Bushy Coombe

Better news about the Bushy Coombe footpath (WS 15/9), which becomes slippery and quite dangerous in wet weather. It is on the busy and preferred route up to the Tor by foot, avoiding the main A361 road.

The new owner of the coombe, Rory Weightman, has agreed to allow repairs to take place, and Clare Haskins, the Mendip rights-of-way officer, has put a scheme together.

Our society has made a bid to the county council’s community fund for a grant to pay a contractor to do the work necessary. If the bid is successful, the work could be done during the quieter winter months and completed by March. We should know by November if the grant aid is available, and we are in any case committed to tree-planting at the top of the coombe this winter.

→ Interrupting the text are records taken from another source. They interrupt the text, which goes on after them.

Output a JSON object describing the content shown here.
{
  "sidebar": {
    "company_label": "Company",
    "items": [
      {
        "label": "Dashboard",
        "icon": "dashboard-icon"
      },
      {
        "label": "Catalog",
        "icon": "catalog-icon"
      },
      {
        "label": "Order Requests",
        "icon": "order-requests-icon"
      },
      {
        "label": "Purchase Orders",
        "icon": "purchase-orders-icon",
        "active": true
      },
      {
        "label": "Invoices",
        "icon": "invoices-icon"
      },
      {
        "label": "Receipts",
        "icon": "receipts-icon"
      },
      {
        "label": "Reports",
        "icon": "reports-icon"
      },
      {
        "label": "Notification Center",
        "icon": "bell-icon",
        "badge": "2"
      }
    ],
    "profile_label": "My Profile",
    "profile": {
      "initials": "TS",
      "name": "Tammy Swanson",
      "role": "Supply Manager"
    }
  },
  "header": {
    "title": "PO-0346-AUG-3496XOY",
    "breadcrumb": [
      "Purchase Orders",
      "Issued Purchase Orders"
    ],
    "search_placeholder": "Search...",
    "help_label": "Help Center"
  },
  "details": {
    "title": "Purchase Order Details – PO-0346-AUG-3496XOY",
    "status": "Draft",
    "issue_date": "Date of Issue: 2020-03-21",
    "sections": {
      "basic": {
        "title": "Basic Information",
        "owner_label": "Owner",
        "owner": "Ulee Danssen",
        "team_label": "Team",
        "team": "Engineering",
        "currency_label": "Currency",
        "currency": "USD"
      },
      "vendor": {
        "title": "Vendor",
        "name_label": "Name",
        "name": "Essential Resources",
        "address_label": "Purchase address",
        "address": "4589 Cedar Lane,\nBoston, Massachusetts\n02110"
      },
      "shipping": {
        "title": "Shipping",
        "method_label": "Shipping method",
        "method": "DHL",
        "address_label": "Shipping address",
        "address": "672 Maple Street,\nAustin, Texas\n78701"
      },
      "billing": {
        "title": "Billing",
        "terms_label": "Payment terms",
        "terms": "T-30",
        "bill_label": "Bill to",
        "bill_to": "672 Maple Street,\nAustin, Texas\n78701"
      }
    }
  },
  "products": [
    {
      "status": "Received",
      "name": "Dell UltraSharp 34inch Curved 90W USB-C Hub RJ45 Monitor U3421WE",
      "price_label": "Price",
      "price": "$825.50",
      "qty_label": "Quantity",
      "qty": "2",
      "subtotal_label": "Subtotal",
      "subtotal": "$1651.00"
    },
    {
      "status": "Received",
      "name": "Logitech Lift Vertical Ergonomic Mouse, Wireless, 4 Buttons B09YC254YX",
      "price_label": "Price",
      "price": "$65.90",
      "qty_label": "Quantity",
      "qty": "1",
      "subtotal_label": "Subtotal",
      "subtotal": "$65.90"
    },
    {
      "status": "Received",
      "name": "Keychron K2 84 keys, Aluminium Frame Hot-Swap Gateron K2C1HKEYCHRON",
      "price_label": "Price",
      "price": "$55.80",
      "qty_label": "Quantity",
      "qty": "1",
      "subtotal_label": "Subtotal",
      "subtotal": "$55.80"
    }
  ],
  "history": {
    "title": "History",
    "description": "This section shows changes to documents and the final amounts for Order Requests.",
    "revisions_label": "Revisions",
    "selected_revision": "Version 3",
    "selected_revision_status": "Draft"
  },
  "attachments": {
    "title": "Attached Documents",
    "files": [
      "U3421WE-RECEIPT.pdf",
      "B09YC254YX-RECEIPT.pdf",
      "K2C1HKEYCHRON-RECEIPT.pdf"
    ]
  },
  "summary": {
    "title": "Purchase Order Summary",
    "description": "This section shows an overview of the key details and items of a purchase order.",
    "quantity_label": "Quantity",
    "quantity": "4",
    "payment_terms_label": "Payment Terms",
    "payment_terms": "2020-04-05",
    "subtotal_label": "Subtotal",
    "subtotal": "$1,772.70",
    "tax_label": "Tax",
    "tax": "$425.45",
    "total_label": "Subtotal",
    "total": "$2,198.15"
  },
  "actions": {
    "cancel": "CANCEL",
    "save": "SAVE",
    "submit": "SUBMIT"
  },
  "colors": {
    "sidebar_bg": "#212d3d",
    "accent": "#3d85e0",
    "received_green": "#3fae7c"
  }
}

Rory Weightman is living in tented accommodation in the coombe awaiting the conversion of the listed gothic coachhouse. This building was on the Buildings at Risk register, so it will be good to see it lived in and protected. The coombe is now run as a nature reserve and will be managed accordingly. (See the article by Anand Rory Weightman in newsletter 111.)

News from the Tor

Cattle have again grazed the Tor this summer, and the grass and wildflowers are in good condition. The herd of cows with calves and Devon bull are very quiet and well behaved. They are rather “untidy” animals and have been removed at peak visitor times.

A concrete bench has been destroyed, and there was another graffiti incident on the tower. Routine fence repairs are ongoing. Fortunately, illegal camping, raves and drumming have not been a big problem this summer. There are plans to replace the concrete apron round the base of the tower.

News from the Abbey

There are plans to form a “Friends of the Abbey” organization along the lines of the Friends of the Abbey Barn. This has been prompted by the visit from Maillezais in Vendée, which is twinned with the Abbey. The friends association there plays a major part.

The Lady Chapel bridge project is back on the agenda again. Visitor numbers continue to rise over and above the increase for the musical Extravaganza in July.


The Beckery Island trust is formed and ready to take on the restoration of the retained listed buildings. All the remaining buildings are likely to go following a marketing exercise. Work on the road infrastructure etc is scheduled for the new year.

Wearyall Hill

The James family, who own the eastern part of Wearyall Hill, have been unable to find a grazing tenant this year, so the grass has grown long and uneaten. This is very much a sign of the times — a reflection of the state of farming.

Meanwhile the copse and its extension thrive. The view over the Morlands site, especially towards the old Bailys buildings, is particularly interesting.

Glastonbury’s 300 years

The tercentenary of the granting of the charter by Queen Anne, establishing Glastonbury as a borough town, falls next year, 2005, so watch out for special events. It is hoped to restore the Market Cross to commemorate the event.